- TASK ITEM
Only the pictures are dropped. Restate each line below word for word.

══ TASK MATERIAL

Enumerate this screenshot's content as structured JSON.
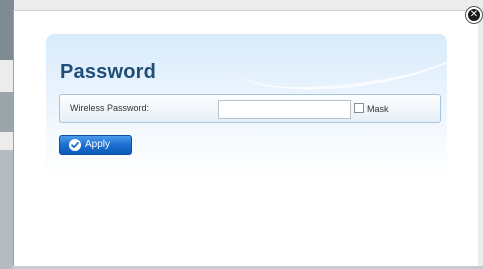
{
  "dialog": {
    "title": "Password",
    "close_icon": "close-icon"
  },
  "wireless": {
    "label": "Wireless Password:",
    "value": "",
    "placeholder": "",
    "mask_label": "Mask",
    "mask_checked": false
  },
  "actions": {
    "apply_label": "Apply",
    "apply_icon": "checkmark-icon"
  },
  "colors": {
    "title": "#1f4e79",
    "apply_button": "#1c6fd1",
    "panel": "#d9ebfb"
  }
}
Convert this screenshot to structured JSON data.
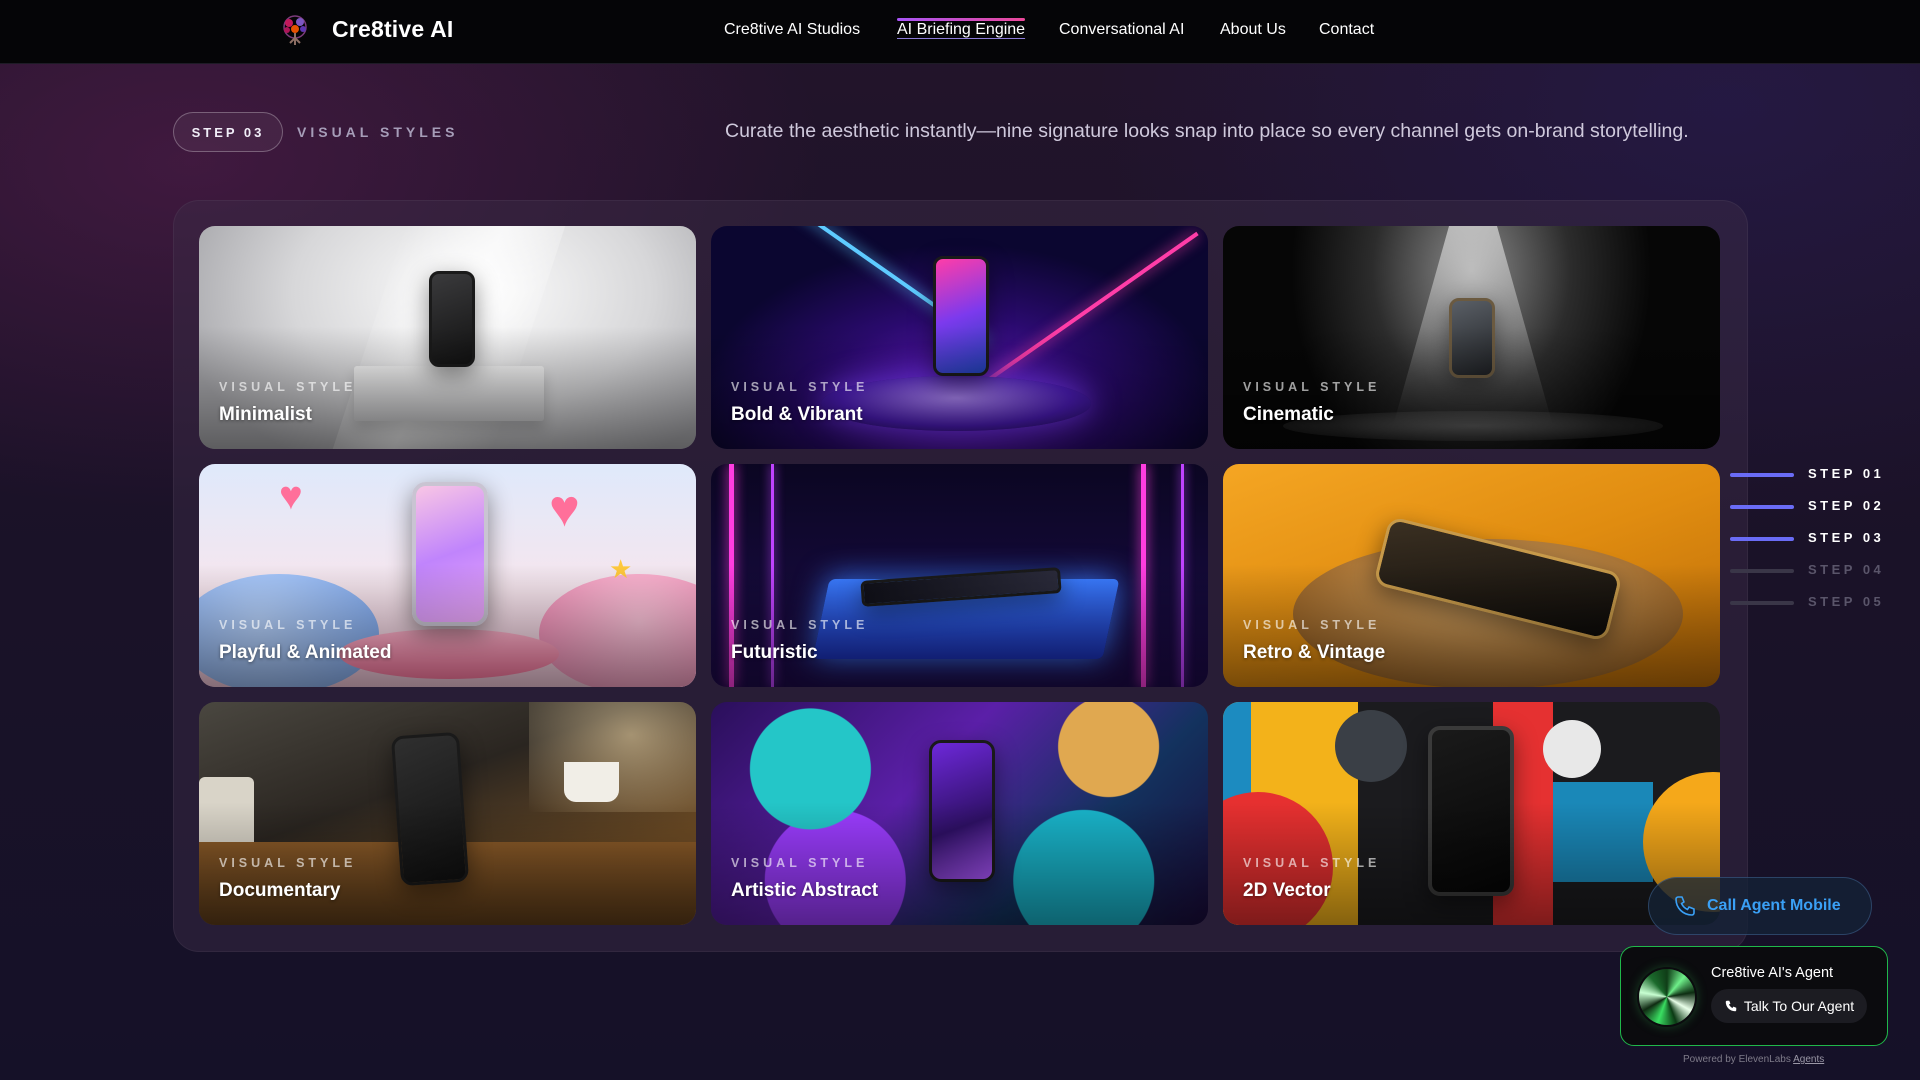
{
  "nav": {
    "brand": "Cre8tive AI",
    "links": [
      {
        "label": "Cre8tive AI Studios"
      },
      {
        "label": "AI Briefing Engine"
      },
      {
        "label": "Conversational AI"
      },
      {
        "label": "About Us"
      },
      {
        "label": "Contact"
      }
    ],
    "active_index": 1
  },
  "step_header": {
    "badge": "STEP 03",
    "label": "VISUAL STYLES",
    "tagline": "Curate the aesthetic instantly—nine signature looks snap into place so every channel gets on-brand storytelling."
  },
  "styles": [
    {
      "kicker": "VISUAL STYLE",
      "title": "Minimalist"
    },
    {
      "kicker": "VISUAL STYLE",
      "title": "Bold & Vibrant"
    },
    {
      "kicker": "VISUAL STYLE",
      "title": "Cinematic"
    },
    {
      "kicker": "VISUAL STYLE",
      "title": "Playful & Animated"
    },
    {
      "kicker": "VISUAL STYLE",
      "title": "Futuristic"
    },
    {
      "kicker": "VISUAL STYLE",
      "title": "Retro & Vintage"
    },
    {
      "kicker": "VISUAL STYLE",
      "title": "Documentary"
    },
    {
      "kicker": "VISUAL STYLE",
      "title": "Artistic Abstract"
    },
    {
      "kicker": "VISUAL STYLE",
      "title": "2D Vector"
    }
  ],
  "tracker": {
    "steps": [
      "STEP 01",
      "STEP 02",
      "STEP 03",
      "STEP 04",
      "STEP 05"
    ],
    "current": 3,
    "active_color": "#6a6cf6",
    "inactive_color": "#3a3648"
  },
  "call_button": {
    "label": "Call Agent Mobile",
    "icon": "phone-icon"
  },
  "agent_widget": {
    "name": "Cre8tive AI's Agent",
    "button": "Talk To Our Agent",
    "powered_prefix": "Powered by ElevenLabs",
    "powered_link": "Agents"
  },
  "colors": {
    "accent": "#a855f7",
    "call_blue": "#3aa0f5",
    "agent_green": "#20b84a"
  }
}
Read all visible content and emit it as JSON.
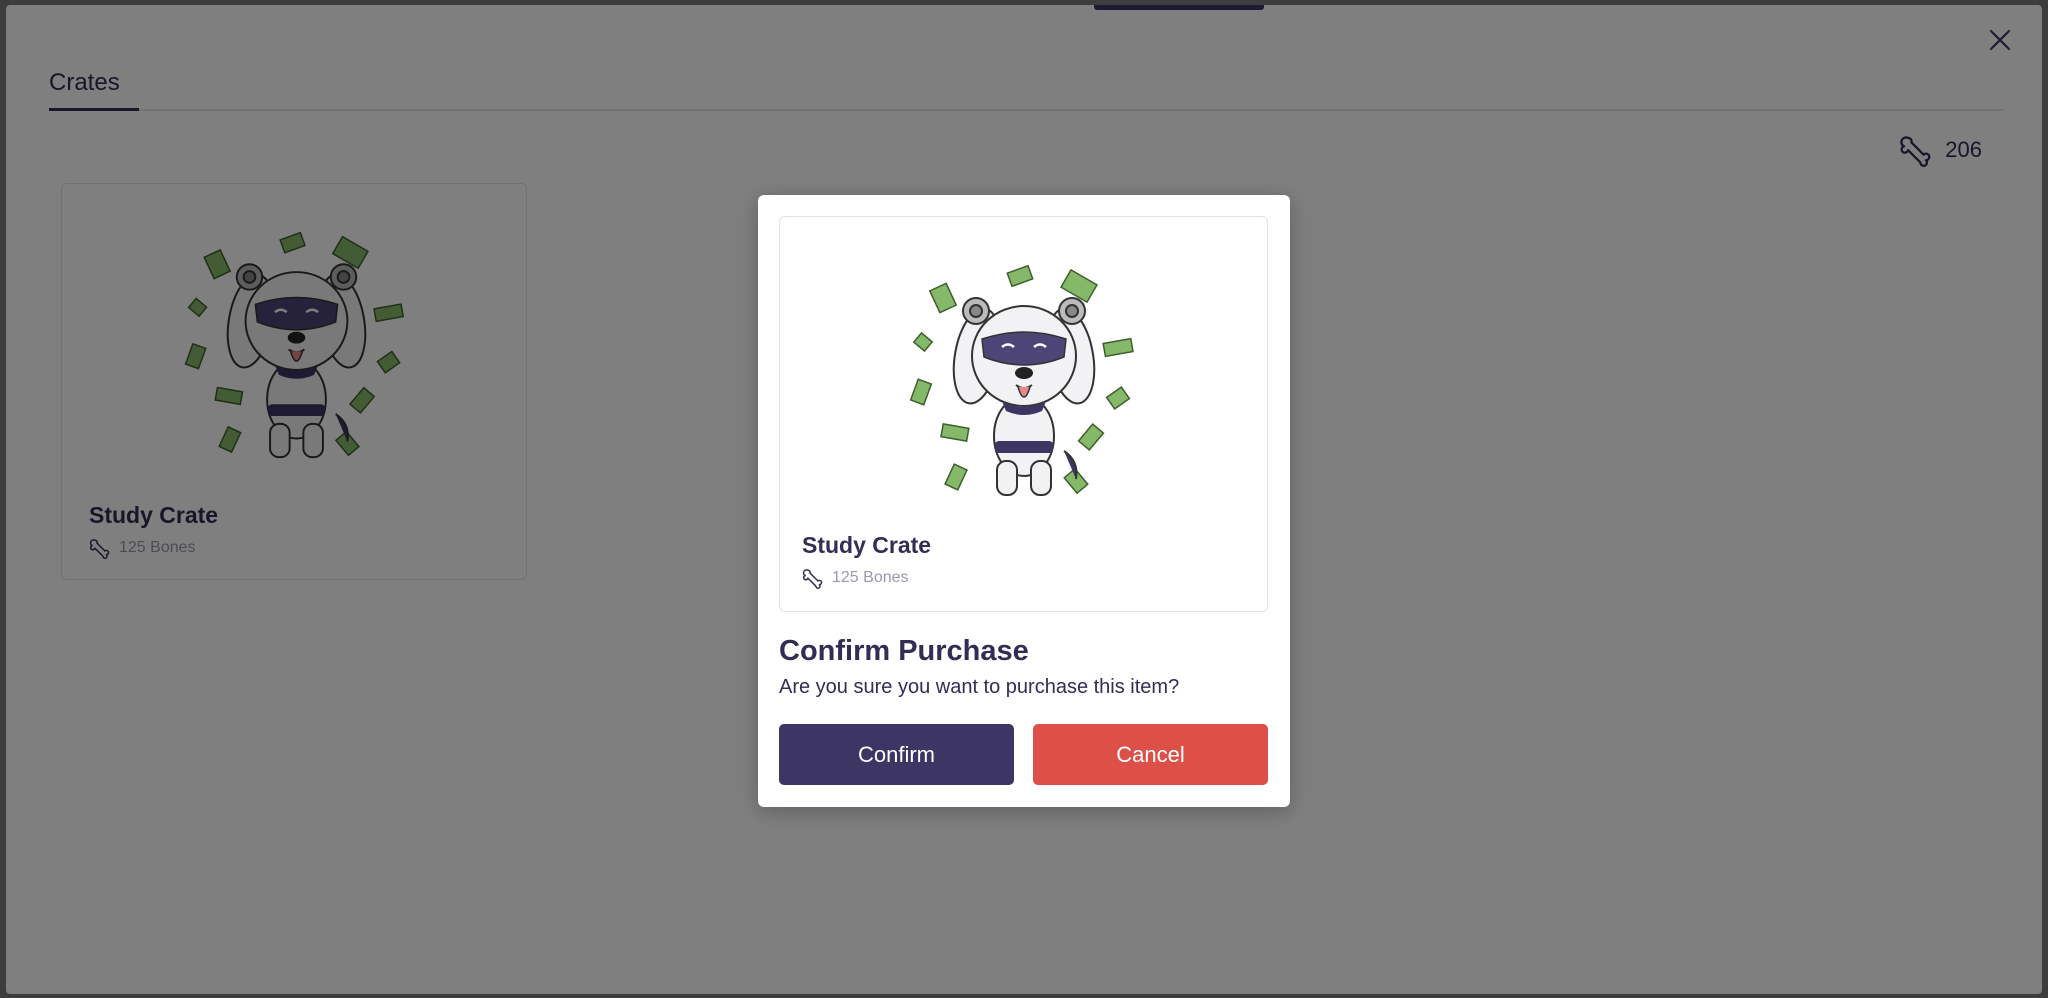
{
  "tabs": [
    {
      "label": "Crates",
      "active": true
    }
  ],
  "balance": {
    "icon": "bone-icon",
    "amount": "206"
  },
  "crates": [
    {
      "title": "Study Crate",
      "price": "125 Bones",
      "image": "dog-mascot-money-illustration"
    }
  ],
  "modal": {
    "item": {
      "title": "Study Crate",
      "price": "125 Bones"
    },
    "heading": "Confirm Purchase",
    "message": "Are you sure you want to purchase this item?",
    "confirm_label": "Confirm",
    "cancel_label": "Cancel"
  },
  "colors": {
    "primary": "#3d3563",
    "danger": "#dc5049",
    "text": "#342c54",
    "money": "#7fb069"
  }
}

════

- REPLY
Enumerate this screenshot's content as structured JSON.
{
  "dialog": {
    "title": "Password",
    "close_icon": "close-icon"
  },
  "wireless": {
    "label": "Wireless Password:",
    "value": "",
    "placeholder": "",
    "mask_label": "Mask",
    "mask_checked": false
  },
  "actions": {
    "apply_label": "Apply",
    "apply_icon": "checkmark-icon"
  },
  "colors": {
    "title": "#1f4e79",
    "apply_button": "#1c6fd1",
    "panel": "#d9ebfb"
  }
}
Convert this screenshot to structured JSON data.
{
  "nav": {
    "brand": "Cre8tive AI",
    "links": [
      {
        "label": "Cre8tive AI Studios"
      },
      {
        "label": "AI Briefing Engine"
      },
      {
        "label": "Conversational AI"
      },
      {
        "label": "About Us"
      },
      {
        "label": "Contact"
      }
    ],
    "active_index": 1
  },
  "step_header": {
    "badge": "STEP 03",
    "label": "VISUAL STYLES",
    "tagline": "Curate the aesthetic instantly—nine signature looks snap into place so every channel gets on-brand storytelling."
  },
  "styles": [
    {
      "kicker": "VISUAL STYLE",
      "title": "Minimalist"
    },
    {
      "kicker": "VISUAL STYLE",
      "title": "Bold & Vibrant"
    },
    {
      "kicker": "VISUAL STYLE",
      "title": "Cinematic"
    },
    {
      "kicker": "VISUAL STYLE",
      "title": "Playful & Animated"
    },
    {
      "kicker": "VISUAL STYLE",
      "title": "Futuristic"
    },
    {
      "kicker": "VISUAL STYLE",
      "title": "Retro & Vintage"
    },
    {
      "kicker": "VISUAL STYLE",
      "title": "Documentary"
    },
    {
      "kicker": "VISUAL STYLE",
      "title": "Artistic Abstract"
    },
    {
      "kicker": "VISUAL STYLE",
      "title": "2D Vector"
    }
  ],
  "tracker": {
    "steps": [
      "STEP 01",
      "STEP 02",
      "STEP 03",
      "STEP 04",
      "STEP 05"
    ],
    "current": 3,
    "active_color": "#6a6cf6",
    "inactive_color": "#3a3648"
  },
  "call_button": {
    "label": "Call Agent Mobile",
    "icon": "phone-icon"
  },
  "agent_widget": {
    "name": "Cre8tive AI's Agent",
    "button": "Talk To Our Agent",
    "powered_prefix": "Powered by ElevenLabs",
    "powered_link": "Agents"
  },
  "colors": {
    "accent": "#a855f7",
    "call_blue": "#3aa0f5",
    "agent_green": "#20b84a"
  }
}
Read all visible content and emit it as JSON.
{
  "tabs": [
    {
      "label": "Crates",
      "active": true
    }
  ],
  "balance": {
    "icon": "bone-icon",
    "amount": "206"
  },
  "crates": [
    {
      "title": "Study Crate",
      "price": "125 Bones",
      "image": "dog-mascot-money-illustration"
    }
  ],
  "modal": {
    "item": {
      "title": "Study Crate",
      "price": "125 Bones"
    },
    "heading": "Confirm Purchase",
    "message": "Are you sure you want to purchase this item?",
    "confirm_label": "Confirm",
    "cancel_label": "Cancel"
  },
  "colors": {
    "primary": "#3d3563",
    "danger": "#dc5049",
    "text": "#342c54",
    "money": "#7fb069"
  }
}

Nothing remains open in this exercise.